By Justin Sink - 08/30/13 09:37 PM EDT
In his interview Friday, Panetta said Obama needed to stand by his proclamation.
“Having drawn a clear red line that Syria should not use chemical weapons, same kind of red line that we’ve drawn on Iran, with regards to the use of nuclear weapons, it is absolutely important to our national security interest that we back up that word and take action when that line has been violated," Panetta said.
He added that although he recognized "that the American people are exhausted by war," the evidence that the Assad regime had used chemical weapons was "pretty clear."
"We continue to have a responsibility to exercise leadership in the world,” he said. “It would be nice if the U.N. acted. It would be nice if our allies acted. It would be nice of others were willing to take that action. But when that line has been drawn and action needs to be taken, then the U.S. ultimately has to do that for the sake of the world and for the sake of world peace.”
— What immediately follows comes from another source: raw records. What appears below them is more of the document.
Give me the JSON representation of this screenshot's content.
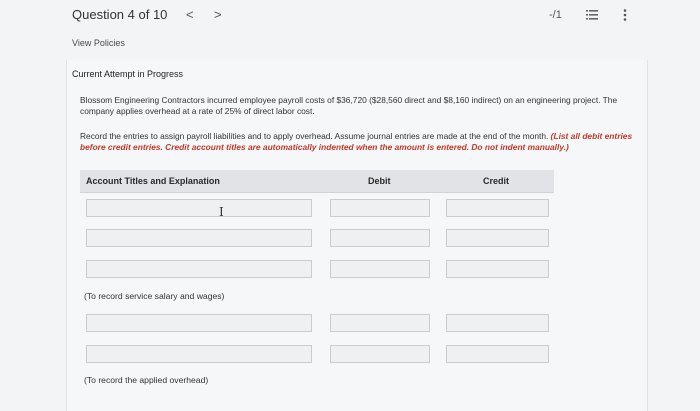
{
  "header": {
    "question_label": "Question 4 of 10",
    "prev_glyph": "<",
    "next_glyph": ">",
    "score": "-/1",
    "list_icon": "list-icon",
    "more_icon": "more-vertical-icon"
  },
  "view_policies": "View Policies",
  "attempt_label": "Current Attempt in Progress",
  "problem_text": "Blossom Engineering Contractors incurred employee payroll costs of $36,720 ($28,560 direct and $8,160 indirect) on an engineering project. The company applies overhead at a rate of 25% of direct labor cost.",
  "instructions": {
    "text": "Record the entries to assign payroll liabilities and to apply overhead. Assume journal entries are made at the end of the month. ",
    "emphasis": "(List all debit entries before credit entries. Credit account titles are automatically indented when the amount is entered. Do not indent manually.)"
  },
  "table": {
    "headers": {
      "account": "Account Titles and Explanation",
      "debit": "Debit",
      "credit": "Credit"
    },
    "memos": {
      "entry1": "(To record service salary and wages)",
      "entry2": "(To record the applied overhead)"
    },
    "entry1_rows": [
      {
        "account": "",
        "debit": "",
        "credit": ""
      },
      {
        "account": "",
        "debit": "",
        "credit": ""
      },
      {
        "account": "",
        "debit": "",
        "credit": ""
      }
    ],
    "entry2_rows": [
      {
        "account": "",
        "debit": "",
        "credit": ""
      },
      {
        "account": "",
        "debit": "",
        "credit": ""
      }
    ]
  },
  "colors": {
    "background": "#f3f4f5",
    "header_bg": "#e1e3e6",
    "emphasis_red": "#c0392b"
  }
}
Earlier Friday, Obama said that he had not definitively determined to use military force, but was weighing a "narrow, limited" strike.
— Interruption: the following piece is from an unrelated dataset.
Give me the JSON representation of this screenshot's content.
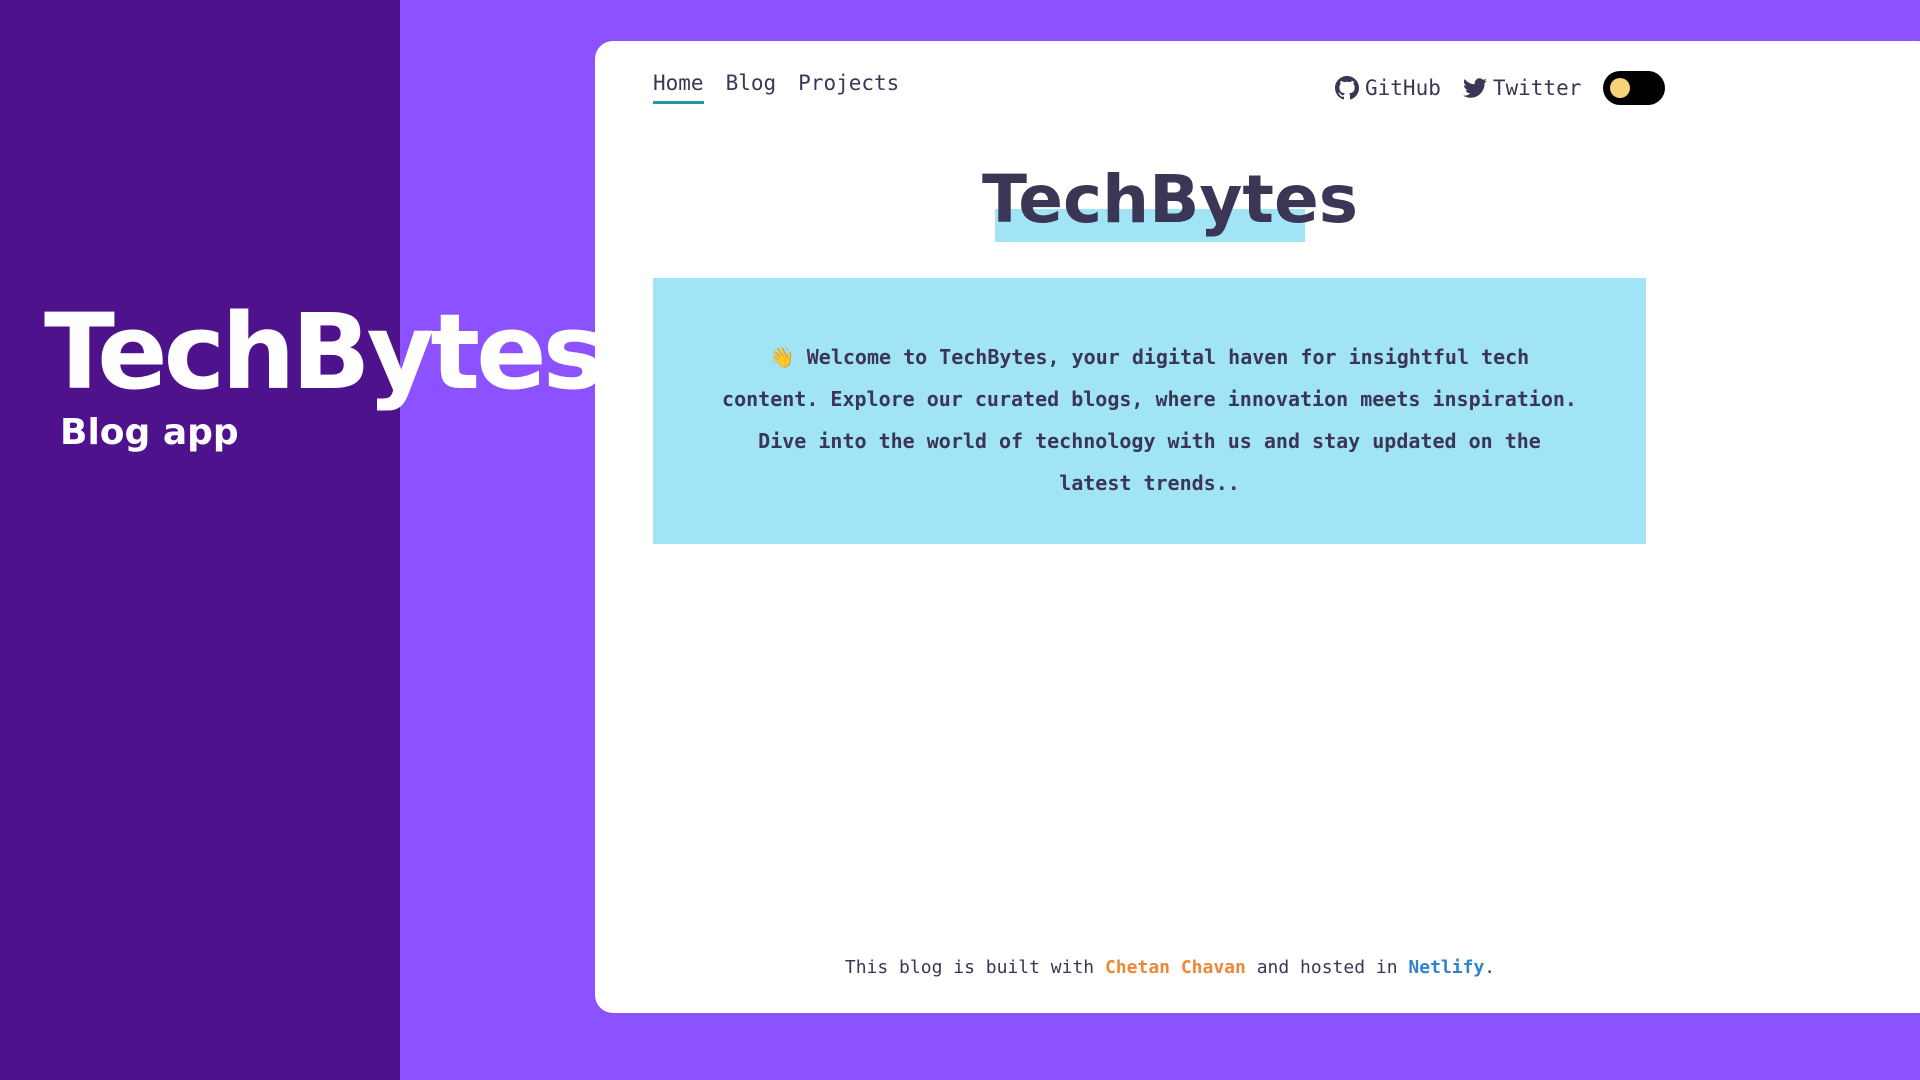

Obama himself said he understood that many nations were "war wary," and said he "very much appreciate[d]" their caution himself.
But, he contended, "it’s important for us to recognize that when over a thousand people are killed, including hundreds of innocent children, through the use of a weapon that 98 or 99 percent of humanity says should not be used even in war, and there is no action, then we’re sending a signal."